EXERCISE PROMPT: Filter the records below and copy every line containing the word "name".
(Beginning of PROVIDED ENTRIES)
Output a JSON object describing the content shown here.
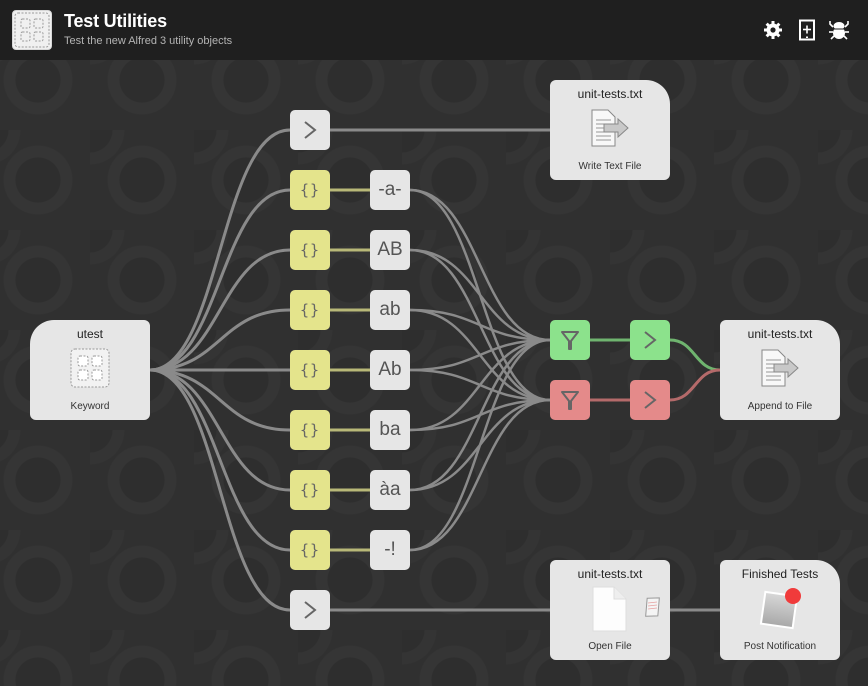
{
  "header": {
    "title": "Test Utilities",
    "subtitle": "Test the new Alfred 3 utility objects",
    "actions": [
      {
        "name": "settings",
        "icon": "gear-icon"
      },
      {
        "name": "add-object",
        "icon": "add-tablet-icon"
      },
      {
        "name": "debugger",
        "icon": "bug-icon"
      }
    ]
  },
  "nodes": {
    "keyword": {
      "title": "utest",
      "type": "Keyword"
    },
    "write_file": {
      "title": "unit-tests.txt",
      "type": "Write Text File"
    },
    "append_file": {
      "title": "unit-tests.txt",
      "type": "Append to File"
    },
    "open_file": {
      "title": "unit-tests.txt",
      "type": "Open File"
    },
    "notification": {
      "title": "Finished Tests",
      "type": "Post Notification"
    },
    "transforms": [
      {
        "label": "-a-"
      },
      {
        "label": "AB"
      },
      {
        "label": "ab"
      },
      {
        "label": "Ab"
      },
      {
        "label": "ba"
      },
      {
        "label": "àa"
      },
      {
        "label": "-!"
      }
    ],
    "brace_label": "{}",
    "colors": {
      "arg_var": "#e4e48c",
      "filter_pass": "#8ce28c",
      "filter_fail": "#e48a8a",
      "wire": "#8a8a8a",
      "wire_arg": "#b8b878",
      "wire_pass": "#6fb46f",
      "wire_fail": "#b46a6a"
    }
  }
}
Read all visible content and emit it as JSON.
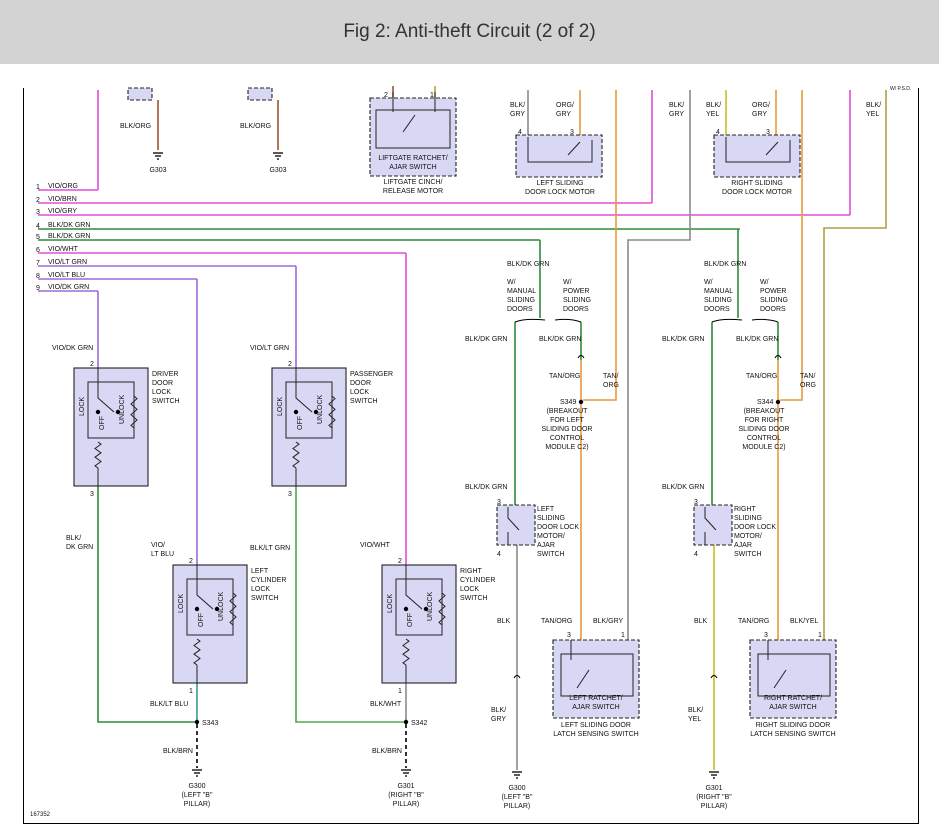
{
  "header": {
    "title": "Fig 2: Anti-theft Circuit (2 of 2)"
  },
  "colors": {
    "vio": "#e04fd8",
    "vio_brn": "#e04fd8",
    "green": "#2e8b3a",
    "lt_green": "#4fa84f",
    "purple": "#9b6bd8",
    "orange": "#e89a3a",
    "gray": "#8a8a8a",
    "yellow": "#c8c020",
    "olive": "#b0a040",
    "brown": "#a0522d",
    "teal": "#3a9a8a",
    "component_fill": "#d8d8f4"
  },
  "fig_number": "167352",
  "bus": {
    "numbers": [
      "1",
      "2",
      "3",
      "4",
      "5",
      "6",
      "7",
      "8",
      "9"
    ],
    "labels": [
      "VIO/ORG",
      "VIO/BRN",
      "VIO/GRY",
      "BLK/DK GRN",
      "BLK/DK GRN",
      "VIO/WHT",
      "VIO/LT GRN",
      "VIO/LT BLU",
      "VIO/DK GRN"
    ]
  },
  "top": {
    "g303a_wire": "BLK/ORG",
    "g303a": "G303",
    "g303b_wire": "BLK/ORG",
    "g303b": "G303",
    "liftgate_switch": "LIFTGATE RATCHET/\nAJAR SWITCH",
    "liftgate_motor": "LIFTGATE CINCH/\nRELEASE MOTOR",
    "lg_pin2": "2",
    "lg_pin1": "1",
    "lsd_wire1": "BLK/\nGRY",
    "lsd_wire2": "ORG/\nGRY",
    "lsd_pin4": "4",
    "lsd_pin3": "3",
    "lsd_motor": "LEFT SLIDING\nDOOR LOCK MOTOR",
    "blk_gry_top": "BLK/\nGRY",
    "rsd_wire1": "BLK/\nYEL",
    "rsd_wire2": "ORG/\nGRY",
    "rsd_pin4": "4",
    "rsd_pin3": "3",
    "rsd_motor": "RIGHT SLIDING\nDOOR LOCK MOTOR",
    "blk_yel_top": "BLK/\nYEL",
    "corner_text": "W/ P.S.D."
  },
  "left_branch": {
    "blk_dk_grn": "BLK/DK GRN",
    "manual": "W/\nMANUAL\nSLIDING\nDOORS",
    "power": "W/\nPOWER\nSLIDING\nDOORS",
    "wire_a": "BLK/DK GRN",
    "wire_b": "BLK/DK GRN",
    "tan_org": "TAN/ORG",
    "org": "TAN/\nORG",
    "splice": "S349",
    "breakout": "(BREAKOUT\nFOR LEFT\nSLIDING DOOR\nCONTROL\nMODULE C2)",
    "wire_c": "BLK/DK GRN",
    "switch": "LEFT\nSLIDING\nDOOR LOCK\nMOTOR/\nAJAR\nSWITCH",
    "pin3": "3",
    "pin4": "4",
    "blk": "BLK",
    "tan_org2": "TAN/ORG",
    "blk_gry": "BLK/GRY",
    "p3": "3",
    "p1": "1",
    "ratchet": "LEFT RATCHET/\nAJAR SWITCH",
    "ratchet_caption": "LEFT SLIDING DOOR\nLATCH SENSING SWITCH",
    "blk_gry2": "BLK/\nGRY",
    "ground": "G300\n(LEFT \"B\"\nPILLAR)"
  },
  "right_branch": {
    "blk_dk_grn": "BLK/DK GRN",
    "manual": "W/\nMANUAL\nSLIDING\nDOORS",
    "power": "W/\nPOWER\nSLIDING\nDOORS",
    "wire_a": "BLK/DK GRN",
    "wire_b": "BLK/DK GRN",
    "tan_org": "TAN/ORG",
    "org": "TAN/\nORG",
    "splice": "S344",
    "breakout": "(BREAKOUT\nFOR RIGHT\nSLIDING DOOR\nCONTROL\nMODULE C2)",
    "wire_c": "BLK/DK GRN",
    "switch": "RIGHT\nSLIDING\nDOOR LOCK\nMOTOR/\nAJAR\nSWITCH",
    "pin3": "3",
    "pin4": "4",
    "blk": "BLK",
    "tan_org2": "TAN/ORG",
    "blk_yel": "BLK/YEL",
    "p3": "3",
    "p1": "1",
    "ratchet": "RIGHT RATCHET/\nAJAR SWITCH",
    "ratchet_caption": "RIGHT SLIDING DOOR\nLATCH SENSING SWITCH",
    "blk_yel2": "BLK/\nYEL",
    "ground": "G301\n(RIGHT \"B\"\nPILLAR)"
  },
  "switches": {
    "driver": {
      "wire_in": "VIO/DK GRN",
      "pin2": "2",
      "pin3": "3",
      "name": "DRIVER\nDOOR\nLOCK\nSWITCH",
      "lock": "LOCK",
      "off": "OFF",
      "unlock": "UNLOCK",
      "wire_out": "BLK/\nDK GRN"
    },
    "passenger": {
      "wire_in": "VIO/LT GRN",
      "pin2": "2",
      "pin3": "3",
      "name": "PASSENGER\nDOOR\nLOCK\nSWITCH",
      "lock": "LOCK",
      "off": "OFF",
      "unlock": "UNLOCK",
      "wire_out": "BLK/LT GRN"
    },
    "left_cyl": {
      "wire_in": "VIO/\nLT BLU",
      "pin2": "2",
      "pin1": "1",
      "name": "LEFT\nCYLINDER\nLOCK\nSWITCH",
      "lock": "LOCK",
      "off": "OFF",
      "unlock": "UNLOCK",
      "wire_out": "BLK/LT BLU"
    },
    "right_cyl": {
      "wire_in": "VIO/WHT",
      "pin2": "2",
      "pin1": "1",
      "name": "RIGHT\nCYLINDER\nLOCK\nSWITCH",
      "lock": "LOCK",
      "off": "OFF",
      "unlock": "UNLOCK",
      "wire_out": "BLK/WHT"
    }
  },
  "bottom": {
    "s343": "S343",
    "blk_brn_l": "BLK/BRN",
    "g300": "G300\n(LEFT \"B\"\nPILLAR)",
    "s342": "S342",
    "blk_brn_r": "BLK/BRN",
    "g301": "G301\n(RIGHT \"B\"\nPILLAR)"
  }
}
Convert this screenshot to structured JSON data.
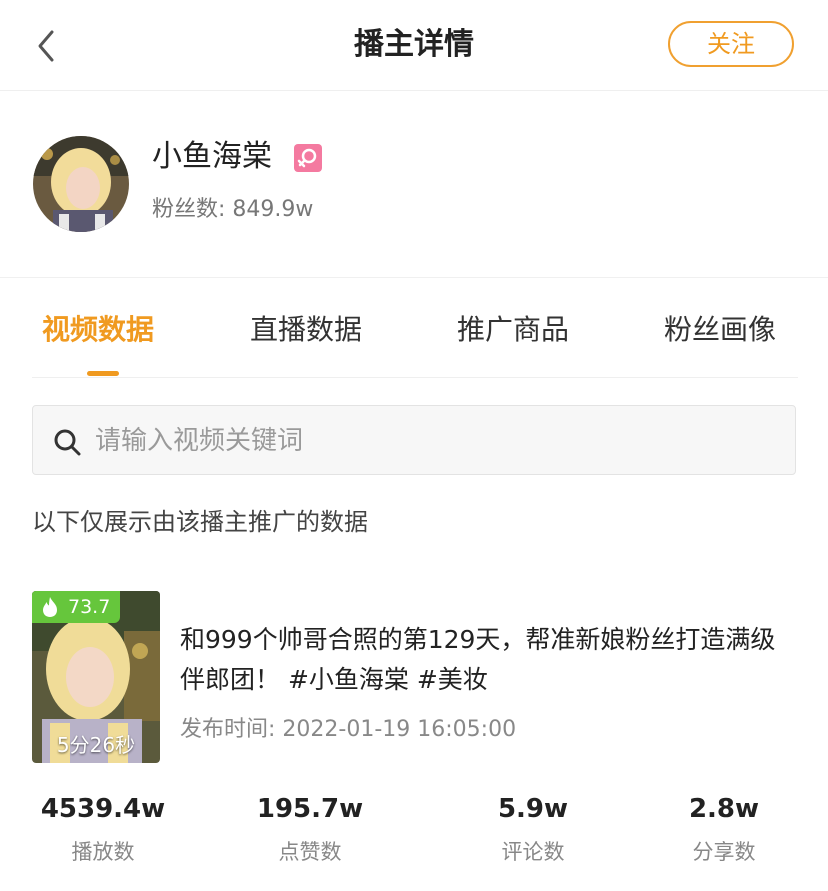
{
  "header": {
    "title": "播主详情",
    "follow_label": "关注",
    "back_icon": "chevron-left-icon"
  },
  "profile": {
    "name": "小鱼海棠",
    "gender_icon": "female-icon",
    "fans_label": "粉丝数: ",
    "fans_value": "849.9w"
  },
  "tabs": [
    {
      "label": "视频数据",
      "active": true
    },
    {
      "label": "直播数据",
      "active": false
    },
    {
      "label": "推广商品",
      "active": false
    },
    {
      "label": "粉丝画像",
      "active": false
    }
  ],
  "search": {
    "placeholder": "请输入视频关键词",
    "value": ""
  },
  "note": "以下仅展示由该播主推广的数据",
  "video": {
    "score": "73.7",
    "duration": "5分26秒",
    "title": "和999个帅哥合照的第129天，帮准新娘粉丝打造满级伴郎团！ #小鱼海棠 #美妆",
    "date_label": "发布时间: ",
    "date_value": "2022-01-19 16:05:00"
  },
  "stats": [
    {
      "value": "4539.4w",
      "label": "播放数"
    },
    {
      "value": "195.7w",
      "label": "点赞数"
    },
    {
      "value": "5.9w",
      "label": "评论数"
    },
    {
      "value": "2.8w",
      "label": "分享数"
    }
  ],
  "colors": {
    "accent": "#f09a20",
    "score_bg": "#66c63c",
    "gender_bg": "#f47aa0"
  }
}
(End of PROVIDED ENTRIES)
OUTPUT:
        "name": "settings",
        "name": "add-object",
        "name": "debugger",
      "name": "DRIVER\nDOOR\nLOCK\nSWITCH",
      "name": "PASSENGER\nDOOR\nLOCK\nSWITCH",
      "name": "LEFT\nCYLINDER\nLOCK\nSWITCH",
      "name": "RIGHT\nCYLINDER\nLOCK\nSWITCH",
    "name": "小鱼海棠",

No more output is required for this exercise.